Marengo softball coach Dwain Nance admits his program is not for everyone.
Nance approaches the sport more intensely than most coaches, schedules the toughest teams he can find and wins … a lot.
The 2017 Class 3A state championship was reward enough for Nance and the Indians, but the IHSA informed him last month of another honor. Nance was named the IHSA Softball Coach of the Year for the state and thus becomes a nominee for a similar award from the National Federation of State High School Associations, which will be announced in January.
“I was shocked because it’s over the state of Illinois,” Nance said. “I thought that was pretty exciting for our program. It’s my name, but it’s a reflection of the program and the players’ hard work, the assistant coaches’ hard work, and just the community and the whole program itself.”
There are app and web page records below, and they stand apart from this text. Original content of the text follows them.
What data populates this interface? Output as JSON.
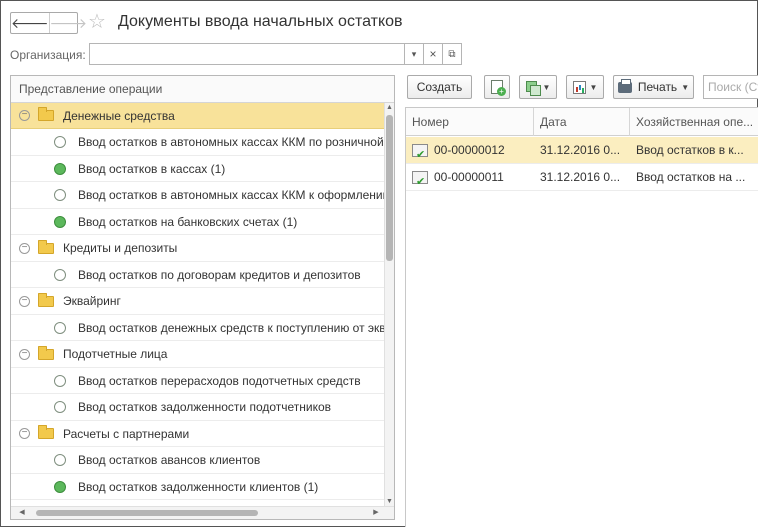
{
  "header": {
    "title": "Документы ввода начальных остатков",
    "back_glyph": "🡐",
    "forward_glyph": "🡒",
    "star_glyph": "☆"
  },
  "filter": {
    "org_label": "Организация:",
    "org_value": "",
    "drop_glyph": "▾",
    "clear_glyph": "×",
    "open_glyph": "⧉"
  },
  "tree": {
    "header": "Представление операции",
    "rows": [
      {
        "kind": "group",
        "label": "Денежные средства",
        "selected": true
      },
      {
        "kind": "item",
        "label": "Ввод остатков в автономных кассах ККМ по розничной",
        "filled": false
      },
      {
        "kind": "item",
        "label": "Ввод остатков в кассах (1)",
        "filled": true
      },
      {
        "kind": "item",
        "label": "Ввод остатков в автономных кассах ККМ к оформлению",
        "filled": false
      },
      {
        "kind": "item",
        "label": "Ввод остатков на банковских счетах (1)",
        "filled": true
      },
      {
        "kind": "group",
        "label": "Кредиты и депозиты",
        "selected": false
      },
      {
        "kind": "item",
        "label": "Ввод остатков по договорам кредитов и депозитов",
        "filled": false
      },
      {
        "kind": "group",
        "label": "Эквайринг",
        "selected": false
      },
      {
        "kind": "item",
        "label": "Ввод остатков денежных средств к поступлению от экв",
        "filled": false
      },
      {
        "kind": "group",
        "label": "Подотчетные лица",
        "selected": false
      },
      {
        "kind": "item",
        "label": "Ввод остатков перерасходов подотчетных средств",
        "filled": false
      },
      {
        "kind": "item",
        "label": "Ввод остатков задолженности подотчетников",
        "filled": false
      },
      {
        "kind": "group",
        "label": "Расчеты с партнерами",
        "selected": false
      },
      {
        "kind": "item",
        "label": "Ввод остатков авансов клиентов",
        "filled": false
      },
      {
        "kind": "item",
        "label": "Ввод остатков задолженности клиентов (1)",
        "filled": true
      }
    ]
  },
  "toolbar": {
    "create_label": "Создать",
    "print_label": "Печать",
    "search_placeholder": "Поиск (Ct"
  },
  "grid": {
    "columns": [
      "Номер",
      "Дата",
      "Хозяйственная опе..."
    ],
    "rows": [
      {
        "number": "00-00000012",
        "date": "31.12.2016 0...",
        "operation": "Ввод остатков в к...",
        "selected": true
      },
      {
        "number": "00-00000011",
        "date": "31.12.2016 0...",
        "operation": "Ввод остатков на ...",
        "selected": false
      }
    ]
  },
  "colors": {
    "selection": "#f8e29a",
    "grid_selection": "#fbeec0",
    "status_green": "#5cb85c",
    "folder": "#f2c94c"
  }
}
Marengo is 340-95 in 11 seasons under Nance, with five state tournament trophies. The Indians won state titles last season and in 2011, were runners-up in 20012 and 2014 and took fourth in 2008.
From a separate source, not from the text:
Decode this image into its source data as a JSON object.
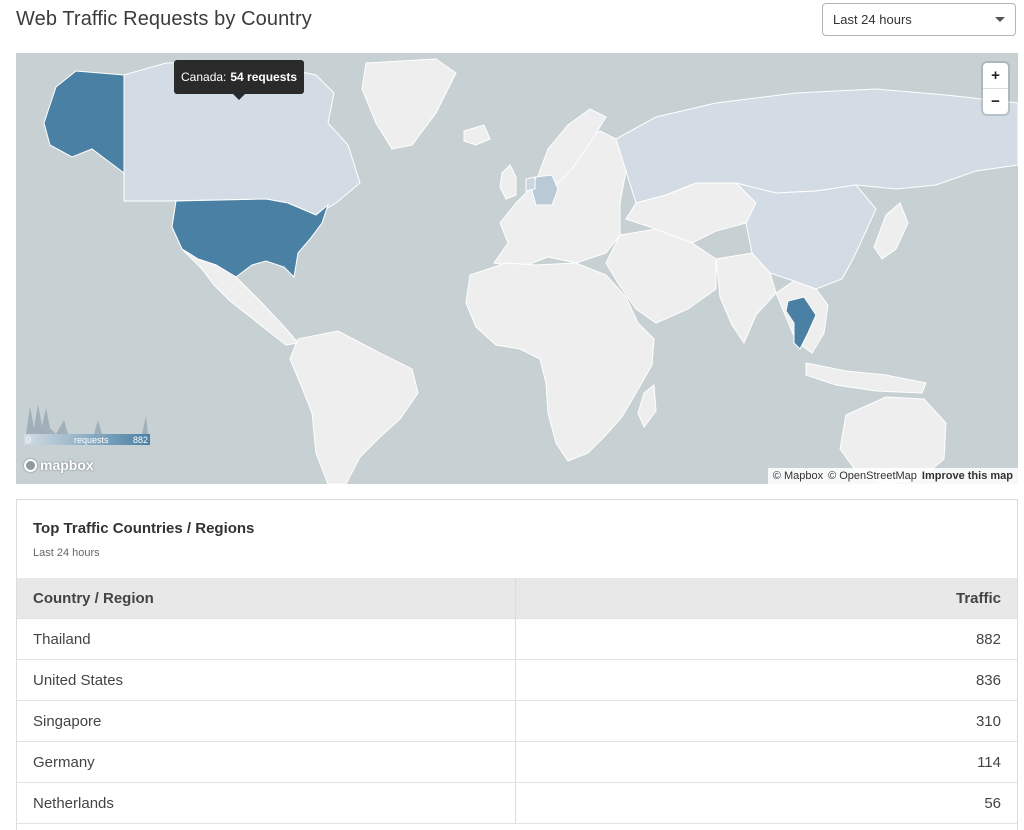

The Indians were 35-6 last season, led by pitcher Mariah Dionne, who was the Northwest Herald Softball Player of the Year.
The kids that are left at the varsity level, that really want to commit to what we’re trying to do, they have a full commitment level and a love of the game,” Nance said. “That’s the cool thing. The kids have to be driven themselves because they understand it is going to be a lot of work in the season. And out of season the expectation is they’re going to work on their game.”
Nance finds it rewarding when former players, who have moved on to college softball, return and tell him they felt well-prepared for college by what they did in high school.
The Indians have won regionals in every season Nance coached. The past five times they won sectionals, they went to the state tournament.
“It’s hard to sustain success, and we’ve been able to do that at the state level,” he said. “It’s a very difficult thing to do. Our kids and our coaching staff show up every year, ready to go and put a lot of time and effort into it. They do a lot in the offseason too. It’s a nice tradition that we embrace and we talk about upholding our traditions, so it’s a nice motivator for some of our kids.”